>>>
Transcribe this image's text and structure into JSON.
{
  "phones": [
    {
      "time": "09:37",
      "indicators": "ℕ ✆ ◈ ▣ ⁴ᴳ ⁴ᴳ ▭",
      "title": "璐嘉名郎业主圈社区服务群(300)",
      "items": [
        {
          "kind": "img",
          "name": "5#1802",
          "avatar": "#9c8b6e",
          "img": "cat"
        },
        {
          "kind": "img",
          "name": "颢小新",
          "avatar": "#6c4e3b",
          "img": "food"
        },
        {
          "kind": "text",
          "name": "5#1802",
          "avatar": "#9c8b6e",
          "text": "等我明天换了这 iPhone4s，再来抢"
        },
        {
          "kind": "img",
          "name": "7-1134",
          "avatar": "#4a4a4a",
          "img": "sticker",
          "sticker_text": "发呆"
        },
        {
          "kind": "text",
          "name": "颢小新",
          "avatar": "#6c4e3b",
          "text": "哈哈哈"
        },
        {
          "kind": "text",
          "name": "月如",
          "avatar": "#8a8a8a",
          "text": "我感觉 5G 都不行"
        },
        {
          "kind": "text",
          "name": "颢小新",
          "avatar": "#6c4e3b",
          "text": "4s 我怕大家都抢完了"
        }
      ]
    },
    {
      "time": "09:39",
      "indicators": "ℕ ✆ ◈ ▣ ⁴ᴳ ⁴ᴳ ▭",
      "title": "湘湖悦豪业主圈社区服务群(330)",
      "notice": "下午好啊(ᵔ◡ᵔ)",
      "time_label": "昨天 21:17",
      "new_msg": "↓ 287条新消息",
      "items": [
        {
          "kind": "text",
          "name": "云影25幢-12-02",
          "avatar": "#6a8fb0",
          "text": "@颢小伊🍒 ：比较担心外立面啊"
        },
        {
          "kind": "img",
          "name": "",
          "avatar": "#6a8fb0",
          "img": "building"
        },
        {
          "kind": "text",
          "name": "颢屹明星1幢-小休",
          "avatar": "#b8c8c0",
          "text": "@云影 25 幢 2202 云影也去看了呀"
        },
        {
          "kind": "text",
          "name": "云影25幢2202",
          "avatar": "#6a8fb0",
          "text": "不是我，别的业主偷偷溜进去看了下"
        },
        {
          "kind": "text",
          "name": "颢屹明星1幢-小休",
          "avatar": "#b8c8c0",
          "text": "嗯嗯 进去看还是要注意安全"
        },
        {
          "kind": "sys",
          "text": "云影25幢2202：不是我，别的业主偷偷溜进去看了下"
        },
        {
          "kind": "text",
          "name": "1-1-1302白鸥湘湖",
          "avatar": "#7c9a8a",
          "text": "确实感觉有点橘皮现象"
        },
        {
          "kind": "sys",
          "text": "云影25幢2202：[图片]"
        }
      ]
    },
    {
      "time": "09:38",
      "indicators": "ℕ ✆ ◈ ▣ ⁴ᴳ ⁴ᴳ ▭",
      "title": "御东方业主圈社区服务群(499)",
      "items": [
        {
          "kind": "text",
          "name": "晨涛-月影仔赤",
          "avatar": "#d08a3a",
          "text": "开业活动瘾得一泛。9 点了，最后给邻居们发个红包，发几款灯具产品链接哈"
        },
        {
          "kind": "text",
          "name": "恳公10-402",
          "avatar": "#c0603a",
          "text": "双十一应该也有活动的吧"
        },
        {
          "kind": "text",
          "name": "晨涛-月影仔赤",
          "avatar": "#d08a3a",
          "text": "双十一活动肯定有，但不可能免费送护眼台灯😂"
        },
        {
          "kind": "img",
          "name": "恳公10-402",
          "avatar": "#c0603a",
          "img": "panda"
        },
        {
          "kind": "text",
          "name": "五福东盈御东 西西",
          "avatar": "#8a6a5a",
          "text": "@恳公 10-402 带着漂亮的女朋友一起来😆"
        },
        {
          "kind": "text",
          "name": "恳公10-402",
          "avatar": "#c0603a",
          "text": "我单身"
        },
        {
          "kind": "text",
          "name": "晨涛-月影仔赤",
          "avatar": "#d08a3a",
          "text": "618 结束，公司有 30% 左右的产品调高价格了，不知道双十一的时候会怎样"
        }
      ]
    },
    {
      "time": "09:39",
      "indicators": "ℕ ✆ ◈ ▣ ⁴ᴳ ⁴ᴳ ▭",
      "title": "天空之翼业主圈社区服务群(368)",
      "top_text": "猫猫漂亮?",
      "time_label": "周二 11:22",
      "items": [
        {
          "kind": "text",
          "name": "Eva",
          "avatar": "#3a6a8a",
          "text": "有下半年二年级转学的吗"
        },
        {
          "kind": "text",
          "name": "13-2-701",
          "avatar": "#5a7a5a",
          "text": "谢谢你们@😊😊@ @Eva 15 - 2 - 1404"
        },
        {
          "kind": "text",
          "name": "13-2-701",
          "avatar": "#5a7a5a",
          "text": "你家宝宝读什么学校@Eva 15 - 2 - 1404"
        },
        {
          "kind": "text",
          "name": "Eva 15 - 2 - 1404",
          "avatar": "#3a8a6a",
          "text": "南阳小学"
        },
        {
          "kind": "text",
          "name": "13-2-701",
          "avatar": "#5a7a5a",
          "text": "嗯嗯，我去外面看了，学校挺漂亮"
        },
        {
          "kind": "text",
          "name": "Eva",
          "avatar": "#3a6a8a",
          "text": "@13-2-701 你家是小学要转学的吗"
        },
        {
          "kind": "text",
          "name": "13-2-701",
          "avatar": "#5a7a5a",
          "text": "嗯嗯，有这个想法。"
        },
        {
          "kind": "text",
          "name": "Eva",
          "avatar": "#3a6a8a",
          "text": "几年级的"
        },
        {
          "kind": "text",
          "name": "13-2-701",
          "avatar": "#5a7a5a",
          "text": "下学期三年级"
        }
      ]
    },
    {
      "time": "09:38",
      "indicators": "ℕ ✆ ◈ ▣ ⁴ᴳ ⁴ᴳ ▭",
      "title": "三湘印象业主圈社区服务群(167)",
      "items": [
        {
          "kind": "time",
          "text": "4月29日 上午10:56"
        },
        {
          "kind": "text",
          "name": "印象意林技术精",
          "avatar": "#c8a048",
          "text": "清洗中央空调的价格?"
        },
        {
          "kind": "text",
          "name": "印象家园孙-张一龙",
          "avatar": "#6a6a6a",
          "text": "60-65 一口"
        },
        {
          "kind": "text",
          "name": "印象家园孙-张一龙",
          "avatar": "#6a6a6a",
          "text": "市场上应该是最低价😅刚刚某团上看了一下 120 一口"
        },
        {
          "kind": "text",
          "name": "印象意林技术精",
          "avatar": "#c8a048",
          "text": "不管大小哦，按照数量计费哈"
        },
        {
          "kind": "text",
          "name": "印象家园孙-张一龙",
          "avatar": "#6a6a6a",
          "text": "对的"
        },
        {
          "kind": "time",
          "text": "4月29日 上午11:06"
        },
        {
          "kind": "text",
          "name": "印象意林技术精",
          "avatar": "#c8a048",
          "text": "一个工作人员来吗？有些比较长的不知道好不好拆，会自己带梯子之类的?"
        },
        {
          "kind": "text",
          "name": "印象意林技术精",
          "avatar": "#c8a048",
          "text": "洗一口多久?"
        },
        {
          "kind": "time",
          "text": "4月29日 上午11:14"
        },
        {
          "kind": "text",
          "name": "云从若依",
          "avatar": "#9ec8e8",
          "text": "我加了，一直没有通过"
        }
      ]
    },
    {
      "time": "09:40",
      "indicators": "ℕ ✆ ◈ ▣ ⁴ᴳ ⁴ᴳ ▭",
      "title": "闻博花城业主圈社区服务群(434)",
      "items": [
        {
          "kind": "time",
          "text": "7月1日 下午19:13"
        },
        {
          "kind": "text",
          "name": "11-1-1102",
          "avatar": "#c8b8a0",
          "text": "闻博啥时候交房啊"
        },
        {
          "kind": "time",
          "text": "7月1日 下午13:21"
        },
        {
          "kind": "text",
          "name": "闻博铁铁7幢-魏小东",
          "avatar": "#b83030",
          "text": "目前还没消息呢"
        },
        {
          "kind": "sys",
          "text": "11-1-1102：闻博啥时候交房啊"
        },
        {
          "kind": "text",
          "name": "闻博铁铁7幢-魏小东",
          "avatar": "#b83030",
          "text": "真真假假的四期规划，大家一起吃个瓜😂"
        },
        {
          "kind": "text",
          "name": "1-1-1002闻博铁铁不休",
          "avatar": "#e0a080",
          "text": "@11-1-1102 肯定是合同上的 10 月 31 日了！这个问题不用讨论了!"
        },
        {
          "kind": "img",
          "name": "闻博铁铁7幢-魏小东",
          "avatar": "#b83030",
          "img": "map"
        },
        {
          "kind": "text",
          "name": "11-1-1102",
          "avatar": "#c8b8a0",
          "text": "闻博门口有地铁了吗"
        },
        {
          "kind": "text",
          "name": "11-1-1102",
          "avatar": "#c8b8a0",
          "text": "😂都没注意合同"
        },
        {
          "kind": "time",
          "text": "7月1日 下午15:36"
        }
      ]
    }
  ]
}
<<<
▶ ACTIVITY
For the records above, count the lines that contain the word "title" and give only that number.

▶ EXERCISE ANSWER
6